Anglo-Saxon records show that in the year 906 the area was known as 'Codan Ford' probably meaning 'the ford of Coda' (a man's name). The river which is forded is called the Wylye, which may mean winding, treacherous or tricky stream.
The Codford area has had a long history with Anzac soldiers and during World War I large training and transfer camps were established for the tens of thousands of troops waiting to move to France. Codford also became a depot in 1916 for the men who had been evacuated from the front line and were not fit to return to the front.
Codford's 'Anzac Badge' was the idea of an Australian Brigade Commander during World War I who wished to leave a visible memento of his brigade when it departed. This consists of a gigantic Rising Sun badge (measuring 53 x 45 metres), carved into the grass of 'Misery Hill' (exposing the underlying bright white chalk) in 1916.

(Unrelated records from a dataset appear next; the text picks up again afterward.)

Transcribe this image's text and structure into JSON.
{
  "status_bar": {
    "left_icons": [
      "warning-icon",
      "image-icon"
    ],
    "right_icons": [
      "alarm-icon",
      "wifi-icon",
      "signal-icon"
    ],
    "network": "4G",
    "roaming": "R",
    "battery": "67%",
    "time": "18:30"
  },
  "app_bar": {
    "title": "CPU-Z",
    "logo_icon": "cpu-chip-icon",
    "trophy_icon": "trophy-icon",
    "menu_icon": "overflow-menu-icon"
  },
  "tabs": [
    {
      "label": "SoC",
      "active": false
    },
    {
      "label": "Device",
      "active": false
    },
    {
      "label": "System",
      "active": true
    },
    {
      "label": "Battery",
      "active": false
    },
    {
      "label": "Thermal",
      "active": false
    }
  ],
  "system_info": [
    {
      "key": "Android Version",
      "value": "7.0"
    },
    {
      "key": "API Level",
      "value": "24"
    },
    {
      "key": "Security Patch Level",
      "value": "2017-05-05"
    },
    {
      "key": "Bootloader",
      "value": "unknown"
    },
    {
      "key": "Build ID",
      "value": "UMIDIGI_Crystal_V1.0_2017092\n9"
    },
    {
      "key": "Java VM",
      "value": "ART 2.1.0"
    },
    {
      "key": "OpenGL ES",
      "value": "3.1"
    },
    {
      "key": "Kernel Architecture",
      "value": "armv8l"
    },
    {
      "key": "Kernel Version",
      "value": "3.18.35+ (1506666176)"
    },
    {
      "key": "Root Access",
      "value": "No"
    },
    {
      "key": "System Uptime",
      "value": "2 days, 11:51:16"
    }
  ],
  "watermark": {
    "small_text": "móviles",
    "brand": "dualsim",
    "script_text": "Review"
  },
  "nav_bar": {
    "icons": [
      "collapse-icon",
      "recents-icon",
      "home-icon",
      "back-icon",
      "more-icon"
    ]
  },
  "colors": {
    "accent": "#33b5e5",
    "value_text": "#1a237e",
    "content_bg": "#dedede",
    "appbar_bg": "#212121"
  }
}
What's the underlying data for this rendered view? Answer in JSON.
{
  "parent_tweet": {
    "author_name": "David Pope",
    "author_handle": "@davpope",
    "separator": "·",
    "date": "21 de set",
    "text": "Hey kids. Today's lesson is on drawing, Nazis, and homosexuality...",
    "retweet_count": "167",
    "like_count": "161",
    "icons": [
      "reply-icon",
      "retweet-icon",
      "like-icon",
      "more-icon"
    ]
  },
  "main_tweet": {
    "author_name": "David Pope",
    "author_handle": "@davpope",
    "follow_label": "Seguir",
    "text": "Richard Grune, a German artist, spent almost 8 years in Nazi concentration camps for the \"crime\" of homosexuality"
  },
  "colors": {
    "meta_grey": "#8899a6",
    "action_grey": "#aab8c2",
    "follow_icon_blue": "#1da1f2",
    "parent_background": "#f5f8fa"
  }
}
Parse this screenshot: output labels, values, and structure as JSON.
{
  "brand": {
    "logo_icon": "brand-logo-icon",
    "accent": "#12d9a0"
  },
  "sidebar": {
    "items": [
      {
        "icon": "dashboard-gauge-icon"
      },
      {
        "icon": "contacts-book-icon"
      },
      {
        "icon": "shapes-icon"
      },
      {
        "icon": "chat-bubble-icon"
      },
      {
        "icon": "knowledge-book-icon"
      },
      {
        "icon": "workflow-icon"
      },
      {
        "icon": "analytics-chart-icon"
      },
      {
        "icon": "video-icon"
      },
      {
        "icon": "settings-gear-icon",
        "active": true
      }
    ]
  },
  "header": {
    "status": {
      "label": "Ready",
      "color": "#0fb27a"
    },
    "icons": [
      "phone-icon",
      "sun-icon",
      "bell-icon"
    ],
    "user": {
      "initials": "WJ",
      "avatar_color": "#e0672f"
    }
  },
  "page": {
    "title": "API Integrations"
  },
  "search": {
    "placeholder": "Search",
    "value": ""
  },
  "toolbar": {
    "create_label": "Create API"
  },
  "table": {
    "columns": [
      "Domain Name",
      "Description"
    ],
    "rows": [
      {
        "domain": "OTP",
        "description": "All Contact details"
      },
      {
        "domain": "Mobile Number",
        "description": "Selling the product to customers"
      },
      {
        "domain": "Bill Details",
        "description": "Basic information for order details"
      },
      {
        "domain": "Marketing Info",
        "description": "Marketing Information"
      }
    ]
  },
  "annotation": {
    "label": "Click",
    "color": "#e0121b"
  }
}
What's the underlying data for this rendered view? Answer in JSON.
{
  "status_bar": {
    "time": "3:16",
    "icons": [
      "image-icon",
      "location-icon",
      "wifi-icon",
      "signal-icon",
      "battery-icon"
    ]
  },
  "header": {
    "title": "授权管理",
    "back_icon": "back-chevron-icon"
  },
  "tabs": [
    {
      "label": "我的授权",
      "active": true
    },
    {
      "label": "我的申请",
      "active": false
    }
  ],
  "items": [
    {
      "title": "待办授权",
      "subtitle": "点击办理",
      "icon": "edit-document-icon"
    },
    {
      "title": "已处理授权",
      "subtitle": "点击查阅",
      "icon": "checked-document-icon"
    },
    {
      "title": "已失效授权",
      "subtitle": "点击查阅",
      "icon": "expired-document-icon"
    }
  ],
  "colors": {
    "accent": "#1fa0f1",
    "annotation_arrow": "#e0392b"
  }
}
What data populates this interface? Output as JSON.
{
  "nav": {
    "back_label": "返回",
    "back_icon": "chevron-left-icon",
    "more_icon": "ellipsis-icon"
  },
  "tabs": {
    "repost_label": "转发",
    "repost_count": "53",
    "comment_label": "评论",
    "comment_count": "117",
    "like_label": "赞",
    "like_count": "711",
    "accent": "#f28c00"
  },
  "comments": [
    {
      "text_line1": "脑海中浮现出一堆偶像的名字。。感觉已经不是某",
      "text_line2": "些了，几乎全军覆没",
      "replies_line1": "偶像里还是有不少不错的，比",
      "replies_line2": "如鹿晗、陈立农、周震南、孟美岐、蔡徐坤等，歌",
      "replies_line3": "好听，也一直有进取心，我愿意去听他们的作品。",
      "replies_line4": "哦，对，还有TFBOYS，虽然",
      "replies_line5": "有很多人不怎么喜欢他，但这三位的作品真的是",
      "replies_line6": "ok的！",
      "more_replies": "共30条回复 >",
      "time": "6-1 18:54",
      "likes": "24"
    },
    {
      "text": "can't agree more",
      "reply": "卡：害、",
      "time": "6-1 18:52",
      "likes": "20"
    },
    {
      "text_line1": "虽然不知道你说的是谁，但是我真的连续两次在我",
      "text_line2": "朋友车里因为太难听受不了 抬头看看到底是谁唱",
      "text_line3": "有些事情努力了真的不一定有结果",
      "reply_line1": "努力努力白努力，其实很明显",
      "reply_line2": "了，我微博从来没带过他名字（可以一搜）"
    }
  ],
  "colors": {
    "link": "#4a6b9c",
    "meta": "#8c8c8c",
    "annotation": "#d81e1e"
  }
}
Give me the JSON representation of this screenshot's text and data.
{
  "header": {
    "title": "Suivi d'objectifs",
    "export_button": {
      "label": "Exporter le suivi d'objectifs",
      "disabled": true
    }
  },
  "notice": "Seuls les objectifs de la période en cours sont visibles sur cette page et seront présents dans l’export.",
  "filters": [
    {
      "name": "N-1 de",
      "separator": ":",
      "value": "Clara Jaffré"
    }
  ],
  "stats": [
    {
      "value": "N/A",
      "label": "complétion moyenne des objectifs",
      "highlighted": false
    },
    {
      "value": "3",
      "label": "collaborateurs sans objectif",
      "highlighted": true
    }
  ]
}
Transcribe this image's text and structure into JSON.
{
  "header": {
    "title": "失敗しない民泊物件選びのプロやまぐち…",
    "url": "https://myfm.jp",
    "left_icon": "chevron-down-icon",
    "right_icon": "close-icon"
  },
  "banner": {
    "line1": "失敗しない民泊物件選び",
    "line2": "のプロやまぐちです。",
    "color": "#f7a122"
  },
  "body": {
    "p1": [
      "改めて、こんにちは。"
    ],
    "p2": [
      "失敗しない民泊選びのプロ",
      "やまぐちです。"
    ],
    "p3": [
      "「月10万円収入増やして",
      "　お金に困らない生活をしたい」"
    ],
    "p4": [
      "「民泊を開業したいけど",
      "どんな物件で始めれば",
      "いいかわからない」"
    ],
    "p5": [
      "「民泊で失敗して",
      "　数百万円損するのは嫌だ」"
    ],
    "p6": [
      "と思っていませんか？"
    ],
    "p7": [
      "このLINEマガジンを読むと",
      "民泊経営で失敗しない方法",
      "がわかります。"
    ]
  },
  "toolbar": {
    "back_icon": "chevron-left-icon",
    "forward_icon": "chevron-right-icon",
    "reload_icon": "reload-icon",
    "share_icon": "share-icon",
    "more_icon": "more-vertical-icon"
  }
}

The meticulously maintained Commonwealth War Graves Commission cemetery nearby is the second largest New Zealand War Grave Cemetery in the UK, and contains the graves of 97 Anzac troops, 66 New Zealanders, and 31 Australians, plus 1 Welsh Guardsman from WWII. The effect of two World Wars still resonates in the local community and there is still a sense of welcoming towards Australians and New Zealanders. Codford villagers hold a remembrance ceremony on 25 April [Anzac Day] at 6.30am each year.
The Australian Rising Sun Badge and the War Cemetery are now the only visible reminders of a period when hundreds of troops from Britain, Australia and New Zealand were stationed in and around Codford.
- William Creed, a 17th-century Rector of Codford St Mary
- Robert Dampier (1799–1874), an artist and clergyman, was born and grew up at Codford St Peter, where his father was Rector.
- James Ingram (1774–1850), an Oxford don who grew up at Codford St Mary, was Rawlinsonian Professor of Anglo-Saxon and President of Trinity College, Oxford.
- Rowland Allanson-Winn, 5th Baron Headley (1855–1935), also known as Shaikh Rahmatullah al-Farooq, owned and lived at Ashton Gifford House from 1929 until his death.
- Sir William Mahon, 7th Baronet (born 1940), a retired soldier, lives at Codford
- "Codford Census Information". Wiltshire Community History. Wiltshire Council. Retrieved 11 December 2014.
- A Dictionary of Modern Place Names A.D.Mills Oxford University Press page 85
- Commonwealth War Graves Commission/ 'Warriors For The Working Day- Codford During Two World Wars' Romy Wyeth, The Hobnob Press, Salisbury/ The Men of St Mary's & the ANZAC War Graves/ Romy Wyeth, Gemini/
- Warriors For The Working Day-Codford During Two World Wars,' Romy Wyeth, The Hobnob Press, Salisbury.
- Codford PC at westwilts-communityweb.com
|Wikimedia Commons has media related to Codford.|
- Wiltshire Community History - Codford
- Wiltshire Church History - St Mary's
- Wiltshire Church History - St Peter's
- R.C.Strangman Personal Photograph Album, World War 1914-1918 held in Pictures Collection, National Library of Australia, Canberra
- Codford Village Hall and Social Centre
- The Woolstore Theatre, Codford